Interface dataset entries:
※ ※ ※

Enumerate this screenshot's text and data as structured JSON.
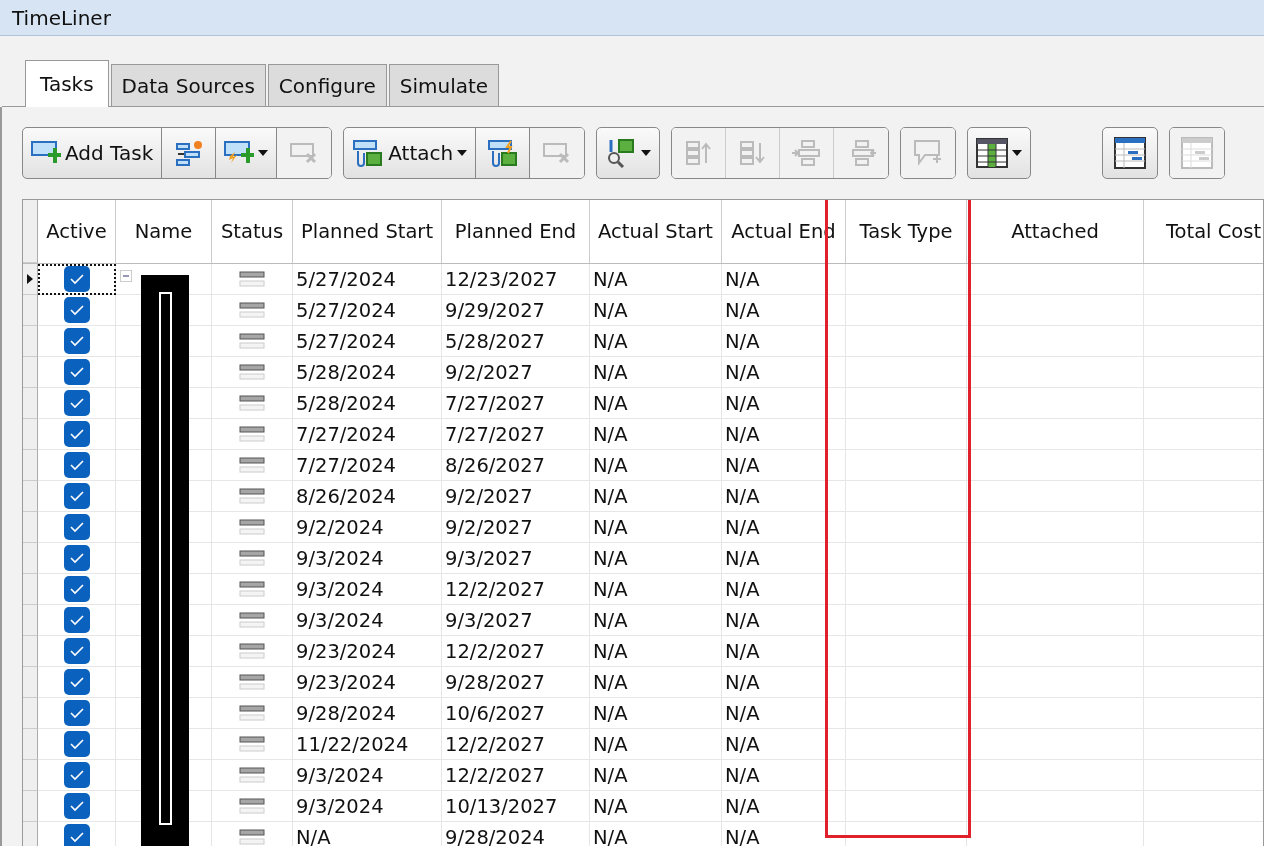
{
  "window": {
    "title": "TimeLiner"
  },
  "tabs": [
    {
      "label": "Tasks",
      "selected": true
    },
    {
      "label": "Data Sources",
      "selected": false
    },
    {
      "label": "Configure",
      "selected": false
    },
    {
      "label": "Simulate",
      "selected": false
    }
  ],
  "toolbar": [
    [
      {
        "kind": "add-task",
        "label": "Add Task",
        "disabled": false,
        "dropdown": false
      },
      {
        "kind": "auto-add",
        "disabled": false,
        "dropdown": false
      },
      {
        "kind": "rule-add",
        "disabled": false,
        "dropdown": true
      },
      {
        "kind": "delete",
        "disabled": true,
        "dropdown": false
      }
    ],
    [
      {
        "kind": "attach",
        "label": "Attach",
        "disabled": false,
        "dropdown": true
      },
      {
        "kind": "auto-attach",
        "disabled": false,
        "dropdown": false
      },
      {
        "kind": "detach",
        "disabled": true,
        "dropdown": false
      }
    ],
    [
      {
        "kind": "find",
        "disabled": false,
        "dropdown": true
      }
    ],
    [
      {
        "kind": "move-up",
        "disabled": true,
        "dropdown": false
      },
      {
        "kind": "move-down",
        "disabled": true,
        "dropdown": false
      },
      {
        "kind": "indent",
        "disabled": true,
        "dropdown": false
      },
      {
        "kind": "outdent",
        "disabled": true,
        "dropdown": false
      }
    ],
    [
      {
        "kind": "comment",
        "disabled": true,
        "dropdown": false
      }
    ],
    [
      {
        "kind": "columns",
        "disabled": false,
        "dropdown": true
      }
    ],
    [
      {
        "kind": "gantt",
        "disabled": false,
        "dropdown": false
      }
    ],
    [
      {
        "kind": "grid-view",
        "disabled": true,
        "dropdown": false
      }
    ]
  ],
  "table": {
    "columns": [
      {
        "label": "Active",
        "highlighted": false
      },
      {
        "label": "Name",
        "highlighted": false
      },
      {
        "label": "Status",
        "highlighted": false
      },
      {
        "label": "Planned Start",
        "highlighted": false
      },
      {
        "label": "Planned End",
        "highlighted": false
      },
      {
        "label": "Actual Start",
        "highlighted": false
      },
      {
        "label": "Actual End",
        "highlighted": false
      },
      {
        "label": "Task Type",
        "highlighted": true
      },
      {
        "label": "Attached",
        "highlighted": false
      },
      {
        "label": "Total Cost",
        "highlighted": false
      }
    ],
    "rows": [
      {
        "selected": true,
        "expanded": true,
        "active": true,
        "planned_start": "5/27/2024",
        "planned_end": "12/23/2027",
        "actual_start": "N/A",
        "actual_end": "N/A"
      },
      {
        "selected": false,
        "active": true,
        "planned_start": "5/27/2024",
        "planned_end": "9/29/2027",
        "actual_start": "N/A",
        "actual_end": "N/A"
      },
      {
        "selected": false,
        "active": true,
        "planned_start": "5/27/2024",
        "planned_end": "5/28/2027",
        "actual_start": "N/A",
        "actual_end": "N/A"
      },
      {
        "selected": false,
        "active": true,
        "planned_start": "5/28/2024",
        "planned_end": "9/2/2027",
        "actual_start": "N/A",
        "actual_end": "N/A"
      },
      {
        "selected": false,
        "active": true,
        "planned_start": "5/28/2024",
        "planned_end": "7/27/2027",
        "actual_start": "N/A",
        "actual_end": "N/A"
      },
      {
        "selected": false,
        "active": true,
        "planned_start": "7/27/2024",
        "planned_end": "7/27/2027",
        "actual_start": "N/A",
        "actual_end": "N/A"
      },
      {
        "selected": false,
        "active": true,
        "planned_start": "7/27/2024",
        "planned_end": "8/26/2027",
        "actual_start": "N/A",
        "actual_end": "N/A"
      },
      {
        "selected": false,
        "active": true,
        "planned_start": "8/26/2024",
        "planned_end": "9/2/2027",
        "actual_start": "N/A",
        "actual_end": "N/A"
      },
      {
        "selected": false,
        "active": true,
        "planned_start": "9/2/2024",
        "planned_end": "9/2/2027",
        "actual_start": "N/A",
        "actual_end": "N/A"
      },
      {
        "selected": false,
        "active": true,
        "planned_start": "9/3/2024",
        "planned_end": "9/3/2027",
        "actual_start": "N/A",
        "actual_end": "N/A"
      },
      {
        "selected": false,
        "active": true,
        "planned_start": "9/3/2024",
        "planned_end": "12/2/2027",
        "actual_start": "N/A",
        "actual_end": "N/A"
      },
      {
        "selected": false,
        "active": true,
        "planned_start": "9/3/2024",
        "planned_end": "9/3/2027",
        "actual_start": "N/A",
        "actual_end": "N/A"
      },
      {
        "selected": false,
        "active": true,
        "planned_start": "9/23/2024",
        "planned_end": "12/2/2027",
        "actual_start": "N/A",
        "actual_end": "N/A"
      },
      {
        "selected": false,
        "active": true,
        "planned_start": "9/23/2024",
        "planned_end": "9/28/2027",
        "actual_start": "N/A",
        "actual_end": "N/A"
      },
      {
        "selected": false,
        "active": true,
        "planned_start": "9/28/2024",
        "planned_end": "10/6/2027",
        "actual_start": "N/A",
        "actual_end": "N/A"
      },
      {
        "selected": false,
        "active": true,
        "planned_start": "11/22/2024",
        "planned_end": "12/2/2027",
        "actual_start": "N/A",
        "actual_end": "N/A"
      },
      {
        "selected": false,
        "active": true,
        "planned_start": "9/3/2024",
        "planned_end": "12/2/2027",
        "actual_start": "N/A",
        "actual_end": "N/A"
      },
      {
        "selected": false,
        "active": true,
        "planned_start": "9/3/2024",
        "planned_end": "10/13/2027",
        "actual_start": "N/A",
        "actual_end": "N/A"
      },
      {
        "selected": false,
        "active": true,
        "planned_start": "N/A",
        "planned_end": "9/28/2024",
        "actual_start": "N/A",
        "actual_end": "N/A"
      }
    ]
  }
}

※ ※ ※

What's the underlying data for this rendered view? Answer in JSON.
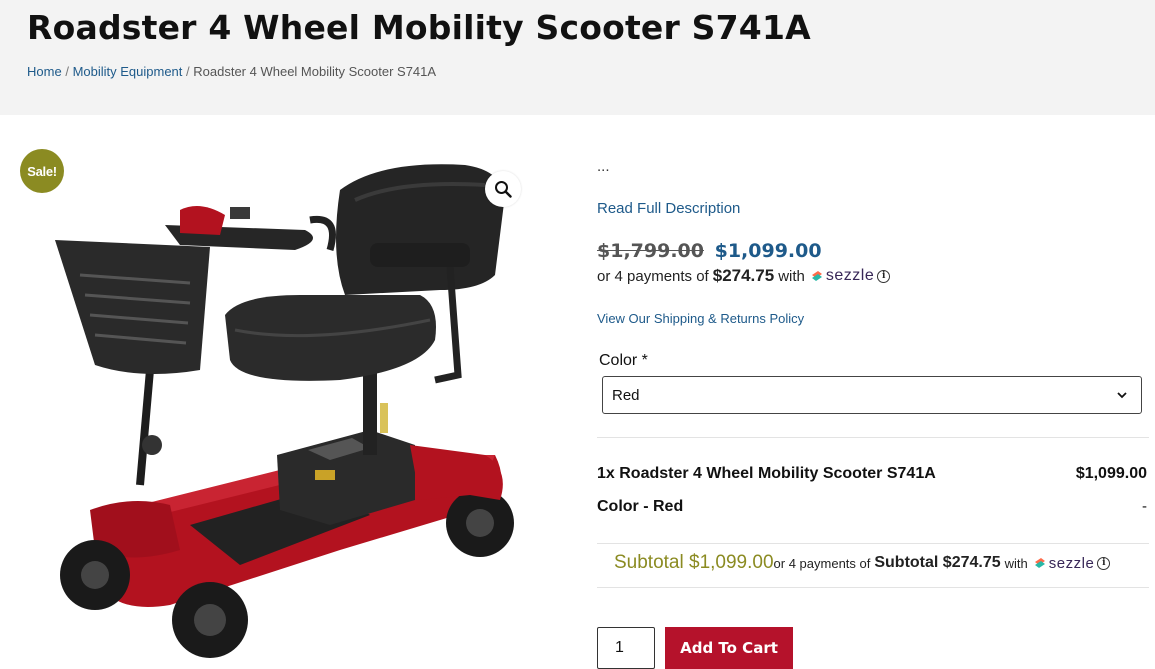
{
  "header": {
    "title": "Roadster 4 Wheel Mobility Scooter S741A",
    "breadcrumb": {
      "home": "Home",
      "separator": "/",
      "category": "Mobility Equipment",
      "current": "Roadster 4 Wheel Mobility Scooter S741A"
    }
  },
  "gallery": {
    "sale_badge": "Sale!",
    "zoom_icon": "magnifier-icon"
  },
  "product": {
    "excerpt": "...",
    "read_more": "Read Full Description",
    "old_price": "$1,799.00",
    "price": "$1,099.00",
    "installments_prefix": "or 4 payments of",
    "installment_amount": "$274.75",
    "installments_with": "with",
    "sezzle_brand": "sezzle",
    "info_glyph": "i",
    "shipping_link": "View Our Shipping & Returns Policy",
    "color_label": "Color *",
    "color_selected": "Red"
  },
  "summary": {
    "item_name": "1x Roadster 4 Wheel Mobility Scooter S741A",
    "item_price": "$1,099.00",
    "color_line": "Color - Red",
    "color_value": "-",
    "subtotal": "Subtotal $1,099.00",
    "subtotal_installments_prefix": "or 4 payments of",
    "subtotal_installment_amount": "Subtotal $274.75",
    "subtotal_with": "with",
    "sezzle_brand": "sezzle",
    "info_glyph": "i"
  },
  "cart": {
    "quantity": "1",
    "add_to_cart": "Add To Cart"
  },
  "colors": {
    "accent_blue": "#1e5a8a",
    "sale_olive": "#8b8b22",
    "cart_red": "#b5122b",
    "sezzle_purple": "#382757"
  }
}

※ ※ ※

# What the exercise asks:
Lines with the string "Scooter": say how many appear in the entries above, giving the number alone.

# Answer section:
3